- If your chosen dog does not originate from the place of purchase, ask where it came from and try to obtain its previous history.
- Always ask for a copy of its medical records, including vaccination certificate and records of worming and flea treatment. For pedigree puppies, ensure that Kennel Club registration papers and the parents’ hereditary disease screening certificates, where appropriate, are in order.

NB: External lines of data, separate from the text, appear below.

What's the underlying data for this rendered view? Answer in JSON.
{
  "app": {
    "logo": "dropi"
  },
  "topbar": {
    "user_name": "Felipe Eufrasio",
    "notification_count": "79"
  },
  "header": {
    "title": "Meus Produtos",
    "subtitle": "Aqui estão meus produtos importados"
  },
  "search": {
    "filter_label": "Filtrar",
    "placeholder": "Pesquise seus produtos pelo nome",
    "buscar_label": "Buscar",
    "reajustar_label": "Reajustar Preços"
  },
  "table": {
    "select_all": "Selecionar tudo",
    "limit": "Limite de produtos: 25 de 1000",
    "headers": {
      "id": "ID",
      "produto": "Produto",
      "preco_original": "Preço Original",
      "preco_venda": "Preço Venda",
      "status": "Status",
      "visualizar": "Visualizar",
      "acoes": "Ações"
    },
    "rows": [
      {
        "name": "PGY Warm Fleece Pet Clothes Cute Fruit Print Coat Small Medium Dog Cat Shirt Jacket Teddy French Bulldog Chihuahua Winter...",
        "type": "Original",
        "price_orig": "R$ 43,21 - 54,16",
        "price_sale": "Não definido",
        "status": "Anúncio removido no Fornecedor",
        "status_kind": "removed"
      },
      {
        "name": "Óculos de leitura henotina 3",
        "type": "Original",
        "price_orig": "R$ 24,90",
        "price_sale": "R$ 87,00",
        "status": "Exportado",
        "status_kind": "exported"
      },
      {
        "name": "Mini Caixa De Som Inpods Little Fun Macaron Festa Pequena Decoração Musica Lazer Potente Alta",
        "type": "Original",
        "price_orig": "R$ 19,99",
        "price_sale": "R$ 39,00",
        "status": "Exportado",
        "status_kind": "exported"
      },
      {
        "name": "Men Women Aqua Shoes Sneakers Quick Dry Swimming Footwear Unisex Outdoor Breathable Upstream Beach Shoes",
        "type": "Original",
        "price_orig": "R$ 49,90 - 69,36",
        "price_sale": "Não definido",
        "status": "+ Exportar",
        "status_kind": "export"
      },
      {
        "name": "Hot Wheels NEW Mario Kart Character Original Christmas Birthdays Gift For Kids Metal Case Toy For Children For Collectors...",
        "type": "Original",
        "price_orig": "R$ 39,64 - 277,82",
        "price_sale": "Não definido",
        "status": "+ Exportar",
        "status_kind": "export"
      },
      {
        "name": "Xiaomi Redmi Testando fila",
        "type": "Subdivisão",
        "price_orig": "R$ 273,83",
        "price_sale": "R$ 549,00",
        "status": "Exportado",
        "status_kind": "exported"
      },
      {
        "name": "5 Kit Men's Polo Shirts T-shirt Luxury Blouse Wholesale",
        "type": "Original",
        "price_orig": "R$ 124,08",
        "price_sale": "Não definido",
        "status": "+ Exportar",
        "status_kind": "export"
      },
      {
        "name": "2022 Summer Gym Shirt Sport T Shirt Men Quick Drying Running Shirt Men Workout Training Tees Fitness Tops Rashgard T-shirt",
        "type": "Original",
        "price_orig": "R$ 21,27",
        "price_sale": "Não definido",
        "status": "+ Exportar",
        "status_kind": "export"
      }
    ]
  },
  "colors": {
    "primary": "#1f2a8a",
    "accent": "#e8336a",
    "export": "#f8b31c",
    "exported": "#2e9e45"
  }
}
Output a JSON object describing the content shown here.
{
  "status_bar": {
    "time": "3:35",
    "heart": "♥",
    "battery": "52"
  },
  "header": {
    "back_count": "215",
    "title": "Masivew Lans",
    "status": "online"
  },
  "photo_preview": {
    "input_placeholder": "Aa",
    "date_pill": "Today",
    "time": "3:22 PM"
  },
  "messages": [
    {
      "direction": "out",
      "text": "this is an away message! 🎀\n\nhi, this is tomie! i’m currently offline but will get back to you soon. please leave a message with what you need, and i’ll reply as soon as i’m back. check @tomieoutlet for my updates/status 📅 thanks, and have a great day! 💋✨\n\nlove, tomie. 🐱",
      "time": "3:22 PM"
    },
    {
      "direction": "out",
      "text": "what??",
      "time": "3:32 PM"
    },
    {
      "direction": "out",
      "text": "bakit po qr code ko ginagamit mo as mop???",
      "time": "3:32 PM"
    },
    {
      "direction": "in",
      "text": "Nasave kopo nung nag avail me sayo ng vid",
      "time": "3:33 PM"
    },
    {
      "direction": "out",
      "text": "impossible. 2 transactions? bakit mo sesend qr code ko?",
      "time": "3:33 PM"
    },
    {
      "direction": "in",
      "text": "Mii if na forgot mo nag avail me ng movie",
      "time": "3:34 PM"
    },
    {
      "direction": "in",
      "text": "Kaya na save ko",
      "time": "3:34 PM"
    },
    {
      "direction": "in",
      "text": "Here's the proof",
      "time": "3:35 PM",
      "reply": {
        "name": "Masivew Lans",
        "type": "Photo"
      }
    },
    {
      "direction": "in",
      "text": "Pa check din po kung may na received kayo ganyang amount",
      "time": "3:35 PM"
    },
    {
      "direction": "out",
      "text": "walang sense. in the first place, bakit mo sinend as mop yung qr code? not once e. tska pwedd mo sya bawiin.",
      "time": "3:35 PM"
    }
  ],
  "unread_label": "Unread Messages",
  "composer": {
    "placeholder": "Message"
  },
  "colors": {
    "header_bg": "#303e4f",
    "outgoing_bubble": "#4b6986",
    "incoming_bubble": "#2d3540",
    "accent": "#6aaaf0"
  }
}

- Consider purchasing from a Kennel Club Assured Breeder. The Kennel Club can also direct you to breed rescue organisations. The Kennel Club Find a Puppy service provides contact details for breeders who currently have Kennel Club Registered pedigree puppies available for sale. By visiting the Find a Puppy Service you can check that the puppy is in fact Kennel Club/Kennel Club Assured Breeder registered. KCAB puppies will appear at the top of the search and will have a logo displayed next to their name. However, if you do see an advertisement from an “Accredited” breeder in a newspaper or on a website, it is strongly advised that you check with the Kennel Club that the breeder is a Kennel Club Assured Breeder before purchasing a puppy.
- If you are unable to find the breed of dog you are looking for, please contact the Kennel Club Assured Breeder Scheme who will be able to direct you to a responsible breeder.
- If you have any concerns relating to an advert about a KC registered puppy or a KCAB registered puppy you should contact 0870 606 6750.
- If you require advice, your local veterinary practice will be able to advise you. Advice is also available from:
Your Right Pet – a pet selector tool that helps you find a pet that’s right for you: www.pdsa.org.uk/getpetwise
Battersea Dogs & Cats Home:
The Kennel Club:
The Mayhew Animal Home:
Wood Green Animal Shelters:
Government Codes of Practice on how to meet the five welfare needs for dogs: